Every single entry must be reproduced precisely.

Dataset entries:
□ □ □ □
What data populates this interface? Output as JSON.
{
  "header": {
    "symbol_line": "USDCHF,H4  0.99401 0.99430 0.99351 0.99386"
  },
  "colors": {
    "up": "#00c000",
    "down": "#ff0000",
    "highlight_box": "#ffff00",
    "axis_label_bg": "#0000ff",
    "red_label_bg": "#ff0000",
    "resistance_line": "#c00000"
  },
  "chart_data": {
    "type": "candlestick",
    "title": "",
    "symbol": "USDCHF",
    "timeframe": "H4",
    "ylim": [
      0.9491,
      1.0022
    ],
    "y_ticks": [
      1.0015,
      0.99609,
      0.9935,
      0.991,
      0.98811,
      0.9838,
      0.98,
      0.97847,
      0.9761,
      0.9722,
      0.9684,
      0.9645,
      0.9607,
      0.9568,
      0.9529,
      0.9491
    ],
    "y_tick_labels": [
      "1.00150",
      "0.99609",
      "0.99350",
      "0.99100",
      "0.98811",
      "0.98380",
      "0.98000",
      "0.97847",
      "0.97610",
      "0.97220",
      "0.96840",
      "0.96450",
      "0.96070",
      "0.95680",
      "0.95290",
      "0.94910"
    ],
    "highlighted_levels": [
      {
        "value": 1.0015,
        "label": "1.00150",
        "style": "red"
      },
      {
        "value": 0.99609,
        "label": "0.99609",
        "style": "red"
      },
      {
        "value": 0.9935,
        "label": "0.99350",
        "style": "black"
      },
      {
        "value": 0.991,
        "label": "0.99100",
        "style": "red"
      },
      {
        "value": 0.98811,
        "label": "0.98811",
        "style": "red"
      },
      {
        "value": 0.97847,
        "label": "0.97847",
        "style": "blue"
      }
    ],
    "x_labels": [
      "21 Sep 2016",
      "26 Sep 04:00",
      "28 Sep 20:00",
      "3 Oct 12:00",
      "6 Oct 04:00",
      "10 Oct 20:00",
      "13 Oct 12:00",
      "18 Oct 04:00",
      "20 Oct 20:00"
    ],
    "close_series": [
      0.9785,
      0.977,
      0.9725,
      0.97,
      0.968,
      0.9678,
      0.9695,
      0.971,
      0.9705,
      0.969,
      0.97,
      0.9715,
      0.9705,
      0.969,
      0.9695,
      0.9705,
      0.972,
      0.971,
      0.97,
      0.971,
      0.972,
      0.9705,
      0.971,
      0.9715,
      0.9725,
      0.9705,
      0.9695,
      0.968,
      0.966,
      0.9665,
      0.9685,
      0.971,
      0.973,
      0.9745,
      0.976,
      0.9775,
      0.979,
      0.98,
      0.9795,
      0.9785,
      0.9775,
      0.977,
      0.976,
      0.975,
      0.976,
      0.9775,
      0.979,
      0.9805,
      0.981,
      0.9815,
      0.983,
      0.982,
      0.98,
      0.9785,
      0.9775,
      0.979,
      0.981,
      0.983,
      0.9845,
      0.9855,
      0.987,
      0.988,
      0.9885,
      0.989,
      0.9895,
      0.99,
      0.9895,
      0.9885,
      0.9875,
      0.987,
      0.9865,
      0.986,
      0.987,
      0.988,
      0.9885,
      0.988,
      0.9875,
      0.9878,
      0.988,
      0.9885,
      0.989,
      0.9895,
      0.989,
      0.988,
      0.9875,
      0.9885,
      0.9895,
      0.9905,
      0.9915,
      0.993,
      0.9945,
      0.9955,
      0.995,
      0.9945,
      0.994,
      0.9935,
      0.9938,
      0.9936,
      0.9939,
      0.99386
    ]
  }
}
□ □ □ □
▸ THE ANSWER:
What data populates this interface? Output as JSON.
{
  "header": {
    "symbol_line": "USDCHF,H4  0.99401 0.99430 0.99351 0.99386"
  },
  "colors": {
    "up": "#00c000",
    "down": "#ff0000",
    "highlight_box": "#ffff00",
    "axis_label_bg": "#0000ff",
    "red_label_bg": "#ff0000",
    "resistance_line": "#c00000"
  },
  "chart_data": {
    "type": "candlestick",
    "title": "",
    "symbol": "USDCHF",
    "timeframe": "H4",
    "ylim": [
      0.9491,
      1.0022
    ],
    "y_ticks": [
      1.0015,
      0.99609,
      0.9935,
      0.991,
      0.98811,
      0.9838,
      0.98,
      0.97847,
      0.9761,
      0.9722,
      0.9684,
      0.9645,
      0.9607,
      0.9568,
      0.9529,
      0.9491
    ],
    "y_tick_labels": [
      "1.00150",
      "0.99609",
      "0.99350",
      "0.99100",
      "0.98811",
      "0.98380",
      "0.98000",
      "0.97847",
      "0.97610",
      "0.97220",
      "0.96840",
      "0.96450",
      "0.96070",
      "0.95680",
      "0.95290",
      "0.94910"
    ],
    "highlighted_levels": [
      {
        "value": 1.0015,
        "label": "1.00150",
        "style": "red"
      },
      {
        "value": 0.99609,
        "label": "0.99609",
        "style": "red"
      },
      {
        "value": 0.9935,
        "label": "0.99350",
        "style": "black"
      },
      {
        "value": 0.991,
        "label": "0.99100",
        "style": "red"
      },
      {
        "value": 0.98811,
        "label": "0.98811",
        "style": "red"
      },
      {
        "value": 0.97847,
        "label": "0.97847",
        "style": "blue"
      }
    ],
    "x_labels": [
      "21 Sep 2016",
      "26 Sep 04:00",
      "28 Sep 20:00",
      "3 Oct 12:00",
      "6 Oct 04:00",
      "10 Oct 20:00",
      "13 Oct 12:00",
      "18 Oct 04:00",
      "20 Oct 20:00"
    ],
    "close_series": [
      0.9785,
      0.977,
      0.9725,
      0.97,
      0.968,
      0.9678,
      0.9695,
      0.971,
      0.9705,
      0.969,
      0.97,
      0.9715,
      0.9705,
      0.969,
      0.9695,
      0.9705,
      0.972,
      0.971,
      0.97,
      0.971,
      0.972,
      0.9705,
      0.971,
      0.9715,
      0.9725,
      0.9705,
      0.9695,
      0.968,
      0.966,
      0.9665,
      0.9685,
      0.971,
      0.973,
      0.9745,
      0.976,
      0.9775,
      0.979,
      0.98,
      0.9795,
      0.9785,
      0.9775,
      0.977,
      0.976,
      0.975,
      0.976,
      0.9775,
      0.979,
      0.9805,
      0.981,
      0.9815,
      0.983,
      0.982,
      0.98,
      0.9785,
      0.9775,
      0.979,
      0.981,
      0.983,
      0.9845,
      0.9855,
      0.987,
      0.988,
      0.9885,
      0.989,
      0.9895,
      0.99,
      0.9895,
      0.9885,
      0.9875,
      0.987,
      0.9865,
      0.986,
      0.987,
      0.988,
      0.9885,
      0.988,
      0.9875,
      0.9878,
      0.988,
      0.9885,
      0.989,
      0.9895,
      0.989,
      0.988,
      0.9875,
      0.9885,
      0.9895,
      0.9905,
      0.9915,
      0.993,
      0.9945,
      0.9955,
      0.995,
      0.9945,
      0.994,
      0.9935,
      0.9938,
      0.9936,
      0.9939,
      0.99386
    ]
  }
}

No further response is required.